“Hakuho has so many weapons, like his fleetness of foot and how he puts you off balance. For many Japanese wrestlers, sumo is a test of strength and we charge head first.
“There are things we could definitely learn from,” he added. “Like the angle of attack, coming in from lower down. You can understand why (Mongolian wrestlers) are so strong.”
– Damaging scandals –
Japan has been without a homegrown yokozuna, or grand champion, since Takanohana retired in 2003 while three Mongolians currently occupy sumo’s elite rank, with Harumafuji having won seven titles and Kakuryu two.
But Kotoshogiku, who stands 5 feet 11 inches (1.80 metres) and weighs a meaty 180 kilos, beat all three in January and believes his victory, though unexpected, was no flash in the pan.
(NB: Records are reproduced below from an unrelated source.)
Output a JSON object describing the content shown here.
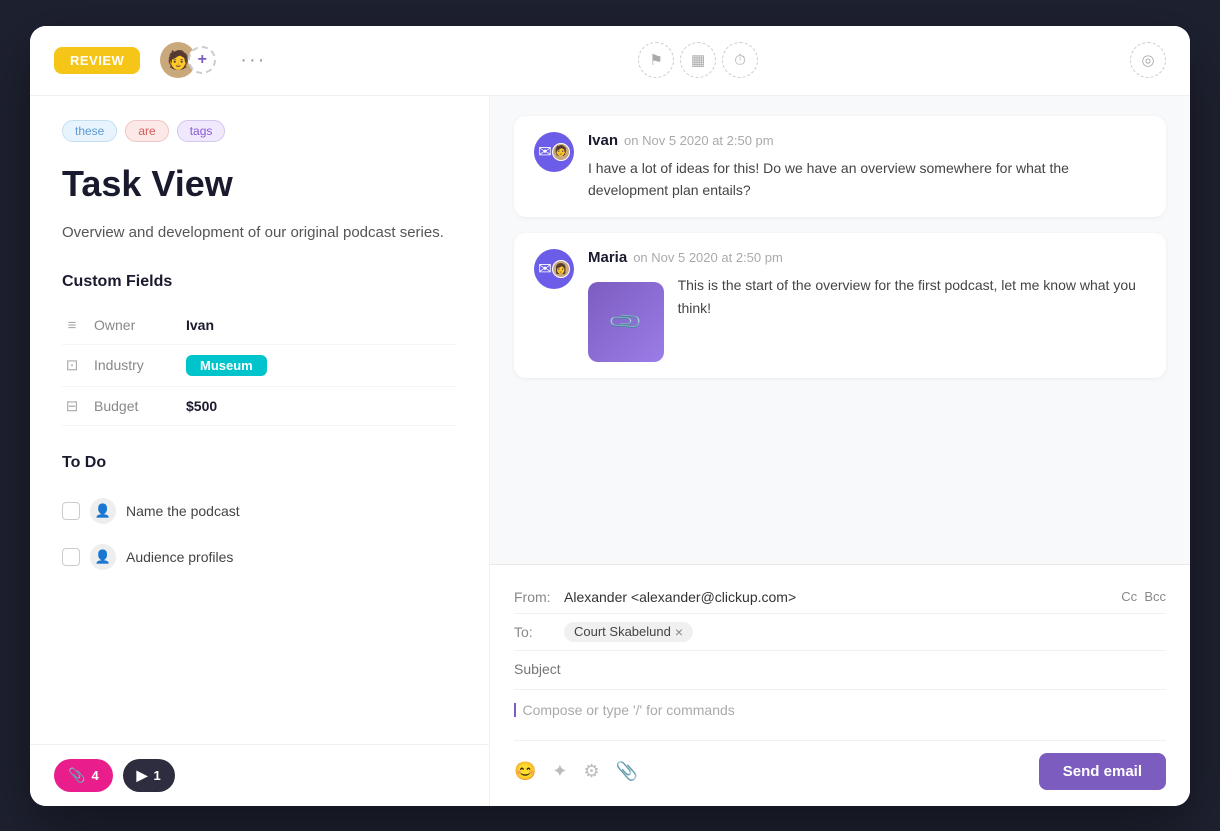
{
  "window": {
    "background": "#1e2130"
  },
  "toolbar": {
    "review_label": "REVIEW",
    "more_btn_label": "···",
    "add_icon": "+",
    "flag_icon": "⚑",
    "calendar_icon": "▦",
    "clock_icon": "⏱",
    "eye_icon": "◎"
  },
  "tags": [
    {
      "label": "these",
      "class": "tag-these"
    },
    {
      "label": "are",
      "class": "tag-are"
    },
    {
      "label": "tags",
      "class": "tag-tags"
    }
  ],
  "task": {
    "title": "Task View",
    "description": "Overview and development of our original podcast series."
  },
  "custom_fields": {
    "section_title": "Custom Fields",
    "fields": [
      {
        "icon": "≡",
        "label": "Owner",
        "value": "Ivan",
        "type": "text"
      },
      {
        "icon": "⊡",
        "label": "Industry",
        "value": "Museum",
        "type": "badge"
      },
      {
        "icon": "⊟",
        "label": "Budget",
        "value": "$500",
        "type": "text"
      }
    ]
  },
  "todo": {
    "section_title": "To Do",
    "items": [
      {
        "label": "Name the podcast"
      },
      {
        "label": "Audience profiles"
      }
    ]
  },
  "footer_badges": [
    {
      "icon": "🔴",
      "count": "4",
      "color": "pink"
    },
    {
      "icon": "F",
      "count": "1",
      "color": "dark"
    }
  ],
  "comments": [
    {
      "author": "Ivan",
      "time": "on Nov 5 2020 at 2:50 pm",
      "text": "I have a lot of ideas for this! Do we have an overview somewhere for what the development plan entails?",
      "has_attachment": false
    },
    {
      "author": "Maria",
      "time": "on Nov 5 2020 at 2:50 pm",
      "text": "This is the start of the overview for the first podcast, let me know what you think!",
      "has_attachment": true
    }
  ],
  "email_compose": {
    "from_label": "From:",
    "from_value": "Alexander <alexander@clickup.com>",
    "cc_label": "Cc",
    "bcc_label": "Bcc",
    "to_label": "To:",
    "to_recipient": "Court Skabelund",
    "subject_placeholder": "Subject",
    "compose_placeholder": "Compose or type '/' for commands",
    "send_label": "Send email"
  }
}
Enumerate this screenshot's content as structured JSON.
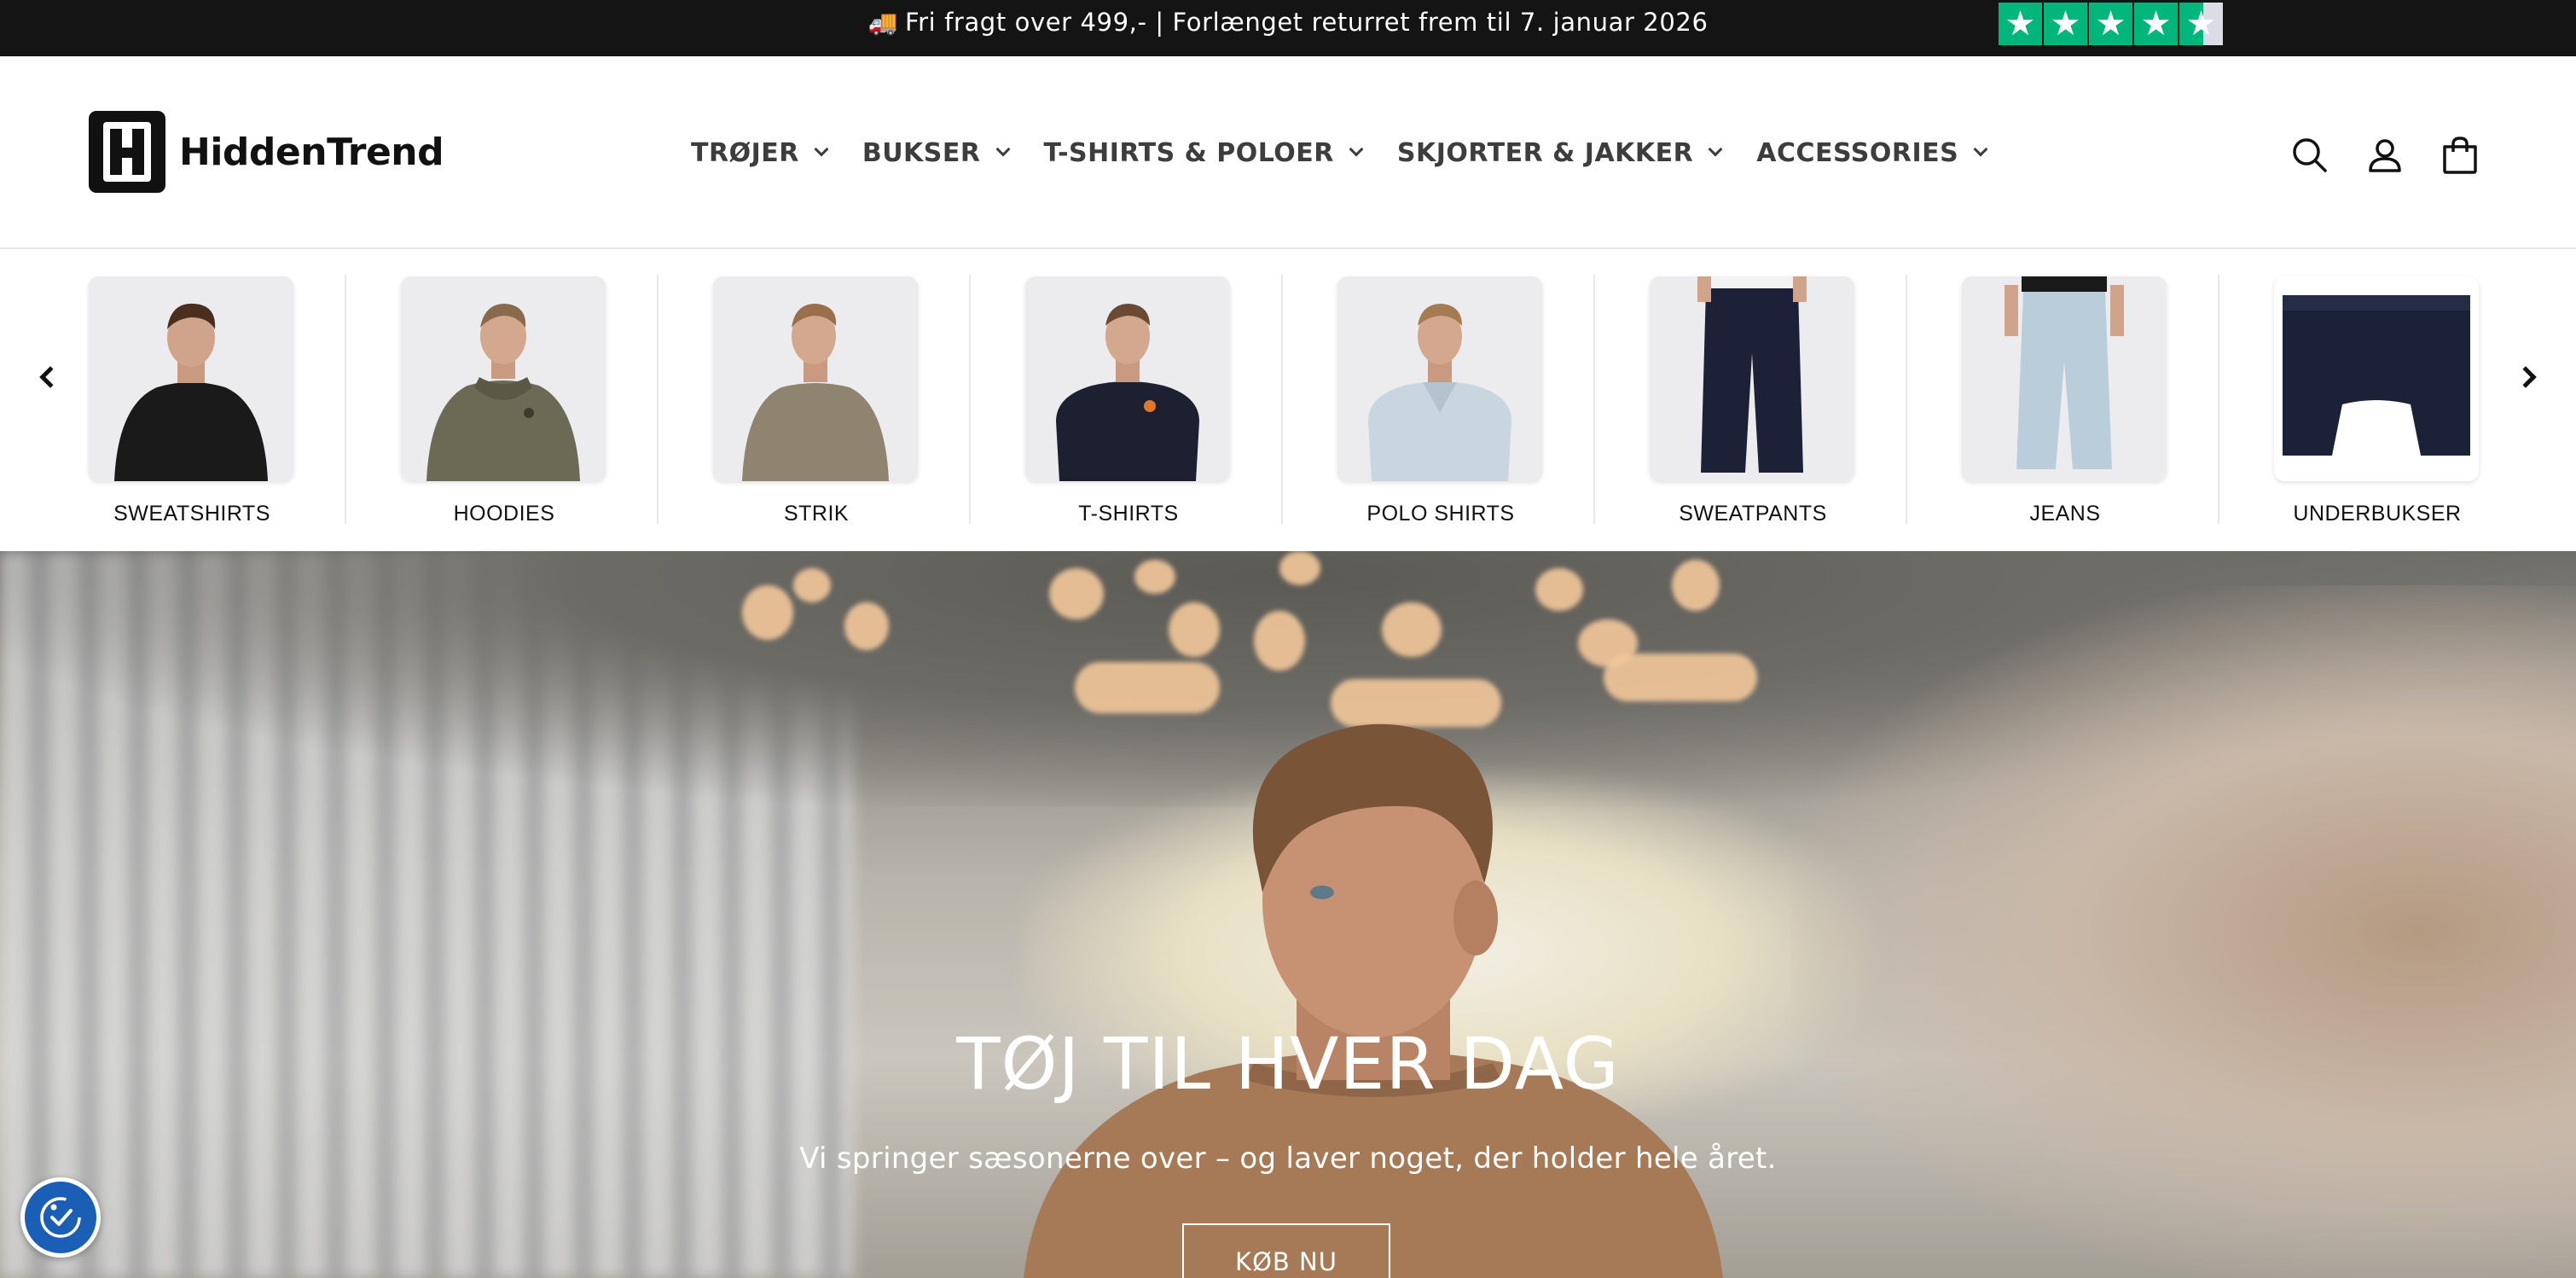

“I’ve cried my eyes out in front of my mum and dad,” said the Fukuoka native, who currently holds the second-highest rank of ozeki.
“But I’ve never once thought of quitting sumo,” he added. “I’m calm about the future, I want to win more championships.”
Many inside the cloistered world of sumo, which historians agree dates back some 2,000 years, will hope Kotoshogiku’s emergence ushers in a new era after years of damaging scandals, including allegations of gambling and drug abuse, bout-fixing and underworld links.
One of the most immediate results of Kotoshogiku’s new-found fame is being constantly asked to squeeze toddlers for good luck, like a benevolent deity.
“I get a lot of mothers asking me to cuddle their children to protect them from colds or whatever,” he said, smiling.